For Shanahan, preferable alternatives include reading in pairs, where students alternate after each paragraph, choral reading, where students and teachers read the same section of the text simultaneously, and repeated reading, where students read the same passage multiple times. In all cases, Shanahan argues that students read more and have greater opportunities to improve fluency, citing studies reviewed by the US National Reading Panel (NIHCD, 2000).
The benefits of silent reading
Once students have achieved fluency (a useful tool for assessing this is available here), Shanahan argues that they should predominantly read individually and in silence. He suggests that silent reading is likely to be preferable to whole-class one-at-a-time reading for two reasons:

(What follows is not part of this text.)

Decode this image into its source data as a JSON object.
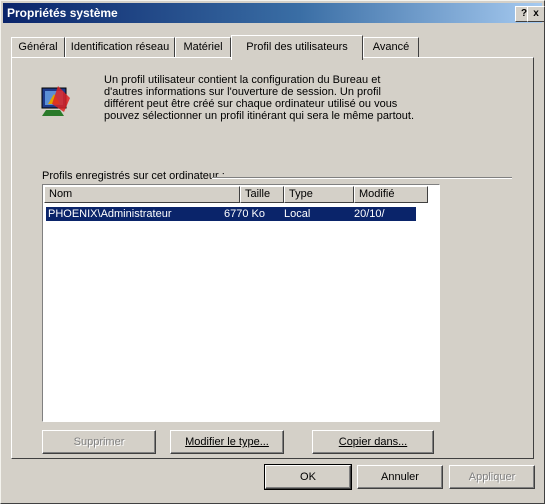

- There is some evidence that when reading individually students are likely to read more quickly and cover more text (Hilden and Jones, 2012)
- Effective readers often employ strategies such as re-reading an unclear section of the text. These strategies can be utilised when reading alone, but not when reading aloud as a whole class.
The underlying message is to think carefully about matching the type of reading with the aim of the activity. For example, if a class is studying a passage that they are unlikely to access independently, and the aim of the activity is comprehension, then having students read individually – either aloud or in silence – is unlikely to be most effective. A more logical sequence might see students engaged in a short discussion in pairs about their existing knowledge of the topic, the teacher reading the passage with concise clarifications of key vocabulary (as recommended by Lemov in another section of Reading Reconsidered), and then students discussing and answering comprehension questions about the passage.
An important challenge
Shanahan’s warning about one-at-a-time reading activities should be treated seriously by fans of Teach Like a Champion, among whom I count myself. Lemov gives ‘Control the Game’ an important role in Teach Like a Champion 2.0, arguing that the activity is so reliable it could be the barometer (or ‘hurdle’) against which other activities are measured.
There are at least two implications of Shanahan’s challenge. First it is a warning against false equivalence. ‘Control the Game’ might guarantee engagement with a text, but if this engagement is separated from the opportunities to practise the skill required (either reading fluently or independently) in the quantities required to improve, might it miss its mark?
Second, it highlights the need for more research into the bread and butter activities that teachers use regularly. Shanahan’s critique of one-at-a-time reading draws on a considerable evidence base but they are relatively old, small studies. Lemov might reasonably respond that ‘Control the Game’ is employed by a number of effective teachers, and that it avoids some of the weaknesses of other forms of whole-class reading. A new study comparing two or more forms of whole-class reading would be extremely valuable.
It might sound obvious, but for practices we use regularly, it’s worth ensuring we’re getting them right.